Work order — This task calls for copying each line below that contains "Todos".

Dataset records: Begin

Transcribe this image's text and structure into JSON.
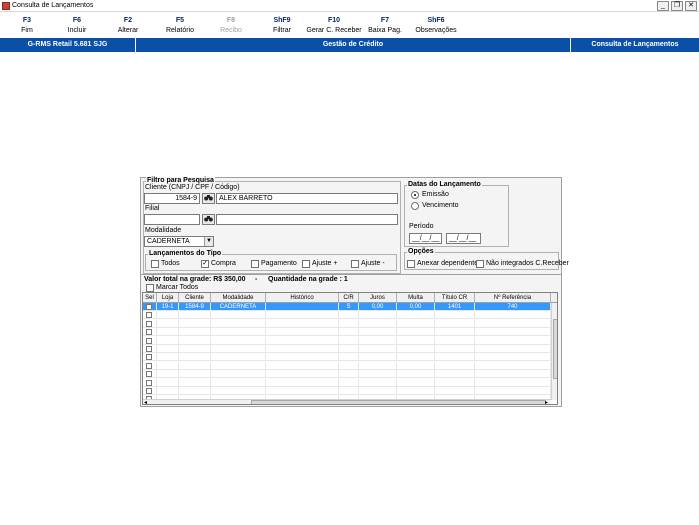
{
  "window": {
    "title": "Consulta de Lançamentos",
    "minimize": "_",
    "restore": "❐",
    "close": "✕"
  },
  "toolbar": [
    {
      "key": "F3",
      "label": "Fim",
      "enabled": true
    },
    {
      "key": "F6",
      "label": "Incluir",
      "enabled": true
    },
    {
      "key": "F2",
      "label": "Alterar",
      "enabled": true
    },
    {
      "key": "F5",
      "label": "Relatório",
      "enabled": true
    },
    {
      "key": "F8",
      "label": "Recibo",
      "enabled": false
    },
    {
      "key": "ShF9",
      "label": "Filtrar",
      "enabled": true
    },
    {
      "key": "F10",
      "label": "Gerar C. Receber",
      "enabled": true
    },
    {
      "key": "F7",
      "label": "Baixa Pag.",
      "enabled": true
    },
    {
      "key": "ShF6",
      "label": "Observações",
      "enabled": true
    }
  ],
  "status": {
    "app": "G-RMS Retail 5.681 SJG",
    "module": "Gestão de Crédito",
    "screen": "Consulta de Lançamentos"
  },
  "filter": {
    "legend": "Filtro para Pesquisa",
    "cliente_label": "Cliente (CNPJ / CPF / Código)",
    "cliente_code": "1584-9",
    "cliente_name": "ALEX BARRETO",
    "filial_label": "Filial",
    "filial_code": "",
    "filial_name": "",
    "modalidade_label": "Modalidade",
    "modalidade_value": "CADERNETA",
    "tipo_legend": "Lançamentos do Tipo",
    "tipos": [
      {
        "label": "Todos",
        "checked": false
      },
      {
        "label": "Compra",
        "checked": true
      },
      {
        "label": "Pagamento",
        "checked": false
      },
      {
        "label": "Ajuste +",
        "checked": false
      },
      {
        "label": "Ajuste -",
        "checked": false
      }
    ]
  },
  "datas": {
    "legend": "Datas do Lançamento",
    "emissao": "Emissão",
    "vencimento": "Vencimento",
    "selected": "emissao",
    "periodo_label": "Período",
    "periodo_inicio": "__/__/__",
    "periodo_fim": "__/__/__"
  },
  "opcoes": {
    "legend": "Opções",
    "anexar": "Anexar dependentes",
    "nao_integrados": "Não integrados C.Receber"
  },
  "summary": {
    "valor_total": "Valor total na grade: R$ 350,00",
    "separator": "-",
    "quantidade": "Quantidade na grade : 1",
    "marcar_todos": "Marcar Todos"
  },
  "grid": {
    "columns": [
      "Sel",
      "Loja",
      "Cliente",
      "Modalidade",
      "Histórico",
      "C/R",
      "Juros",
      "Multa",
      "Título CR",
      "Nº Referência"
    ],
    "rows": [
      [
        "",
        "19-1",
        "1584-9",
        "CADERNETA",
        "",
        "S",
        "0,00",
        "0,00",
        "1401",
        "740"
      ]
    ],
    "empty_rows": 11
  }
}
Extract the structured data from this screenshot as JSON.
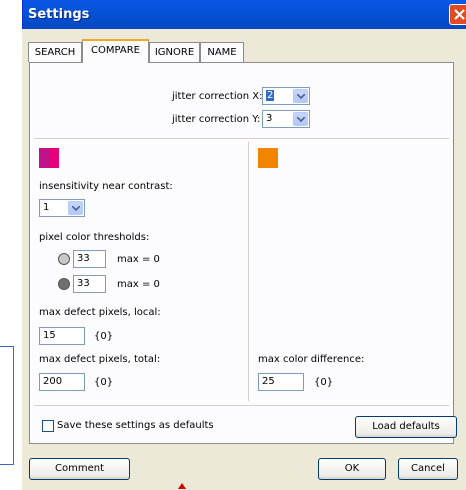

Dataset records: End

Result of this exercise —
        "label": "Todos",
    "marcar_todos": "Marcar Todos"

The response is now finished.